- _WHAT TO DO_
The records sit below. Return every line in them that holds the word "letter".

--- SUPPLIED DATA Enclosed Below ---

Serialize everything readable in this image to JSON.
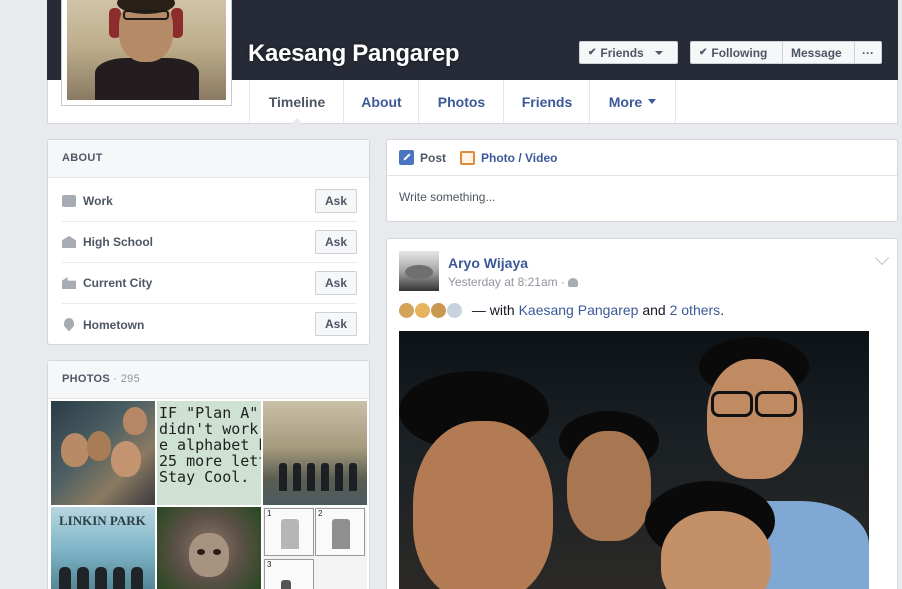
{
  "profile": {
    "name": "Kaesang Pangarep",
    "actions": {
      "friends": "Friends",
      "following": "Following",
      "message": "Message",
      "more": "···"
    }
  },
  "nav": {
    "tabs": [
      {
        "label": "Timeline",
        "active": true
      },
      {
        "label": "About"
      },
      {
        "label": "Photos"
      },
      {
        "label": "Friends"
      },
      {
        "label": "More"
      }
    ]
  },
  "about": {
    "heading": "ABOUT",
    "ask_label": "Ask",
    "rows": [
      {
        "label": "Work",
        "icon": "briefcase-icon"
      },
      {
        "label": "High School",
        "icon": "school-icon"
      },
      {
        "label": "Current City",
        "icon": "city-icon"
      },
      {
        "label": "Hometown",
        "icon": "location-pin-icon"
      }
    ]
  },
  "photos": {
    "heading": "PHOTOS",
    "separator": " · ",
    "count": "295",
    "thumb_texts": {
      "plan_a": "IF \"Plan A\"\ndidn't work.\ne alphabet has\n25 more letter\nStay Cool.",
      "band": "LINKIN PARK",
      "panel_numbers": [
        "1",
        "2",
        "3"
      ]
    }
  },
  "composer": {
    "post_tab": "Post",
    "photo_tab": "Photo / Video",
    "placeholder": "Write something..."
  },
  "story": {
    "author": "Aryo Wijaya",
    "timestamp": "Yesterday at 8:21am",
    "meta_sep": " · ",
    "audience_icon": "friends-icon",
    "with_text": " — with ",
    "tagged": "Kaesang Pangarep",
    "and_text": " and ",
    "others": "2 others",
    "period": "."
  },
  "colors": {
    "link": "#3b5998",
    "cover": "#262b37",
    "page_bg": "#e9eaed"
  }
}
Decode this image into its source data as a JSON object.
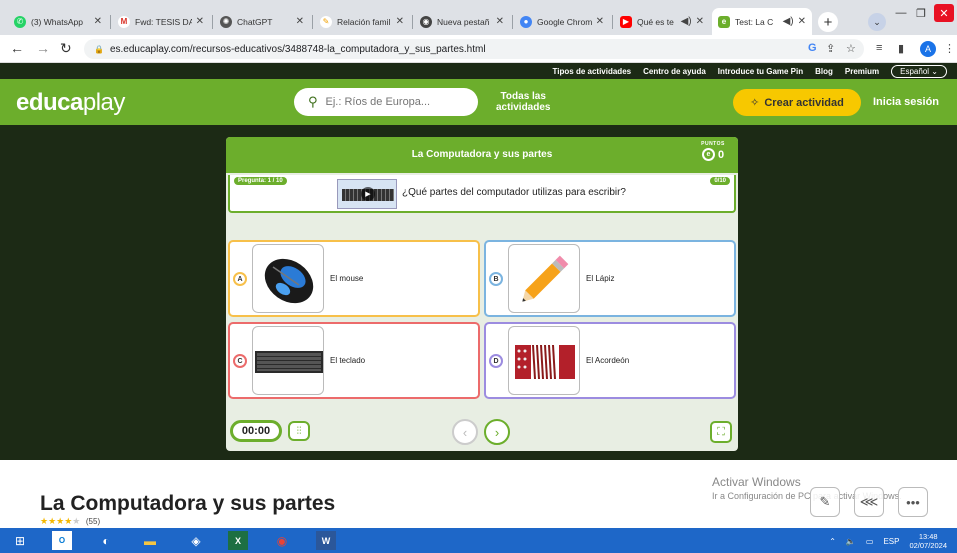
{
  "browser": {
    "tabs": [
      {
        "label": "(3) WhatsApp",
        "icon": "whatsapp-icon",
        "color": "#25d366"
      },
      {
        "label": "Fwd: TESIS DA",
        "icon": "gmail-icon",
        "color": "#d93025"
      },
      {
        "label": "ChatGPT",
        "icon": "chatgpt-icon",
        "color": "#555555"
      },
      {
        "label": "Relación famil",
        "icon": "relacion-icon",
        "color": "#f2a100"
      },
      {
        "label": "Nueva pestañ",
        "icon": "nueva-pestana-icon",
        "color": "#444444"
      },
      {
        "label": "Google Chrom",
        "icon": "chrome-icon",
        "color": "#4285f4"
      },
      {
        "label": "Qué es te",
        "icon": "youtube-icon",
        "color": "#ff0000"
      },
      {
        "label": "Test: La C",
        "icon": "educaplay-tab-icon",
        "color": "#6cae2c"
      }
    ],
    "url": "es.educaplay.com/recursos-educativos/3488748-la_computadora_y_sus_partes.html",
    "profile_initial": "A"
  },
  "site": {
    "top_links": [
      "Tipos de actividades",
      "Centro de ayuda",
      "Introduce tu Game Pin",
      "Blog",
      "Premium"
    ],
    "language": "Español",
    "logo_part1": "educa",
    "logo_part2": "play",
    "search_placeholder": "Ej.: Ríos de Europa...",
    "todas_line1": "Todas las",
    "todas_line2": "actividades",
    "crear_label": "Crear actividad",
    "login_label": "Inicia sesión"
  },
  "quiz": {
    "title": "La Computadora y sus partes",
    "points_label": "PUNTOS",
    "points_value": "0",
    "question_tag": "Pregunta: 1 / 10",
    "question_count": "0/10",
    "question_text": "¿Qué partes del computador utilizas para escribir?",
    "options": [
      {
        "letter": "A",
        "label": "El mouse"
      },
      {
        "letter": "B",
        "label": "El Lápiz"
      },
      {
        "letter": "C",
        "label": "El teclado"
      },
      {
        "letter": "D",
        "label": "El Acordeón"
      }
    ],
    "timer": "00:00"
  },
  "page": {
    "title": "La Computadora y sus partes",
    "rating_count": "(55)",
    "watermark_line1": "Activar Windows",
    "watermark_line2": "Ir a Configuración de PC para activar Windows."
  },
  "taskbar": {
    "lang": "ESP",
    "time": "13:48",
    "date": "02/07/2024"
  }
}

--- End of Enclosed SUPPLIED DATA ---

- _ANSWER SPACE_
      "plan_a": "IF \"Plan A\"\ndidn't work.\ne alphabet has\n25 more letter\nStay Cool.",
        "letter": "A",
        "letter": "B",
        "letter": "C",
        "letter": "D",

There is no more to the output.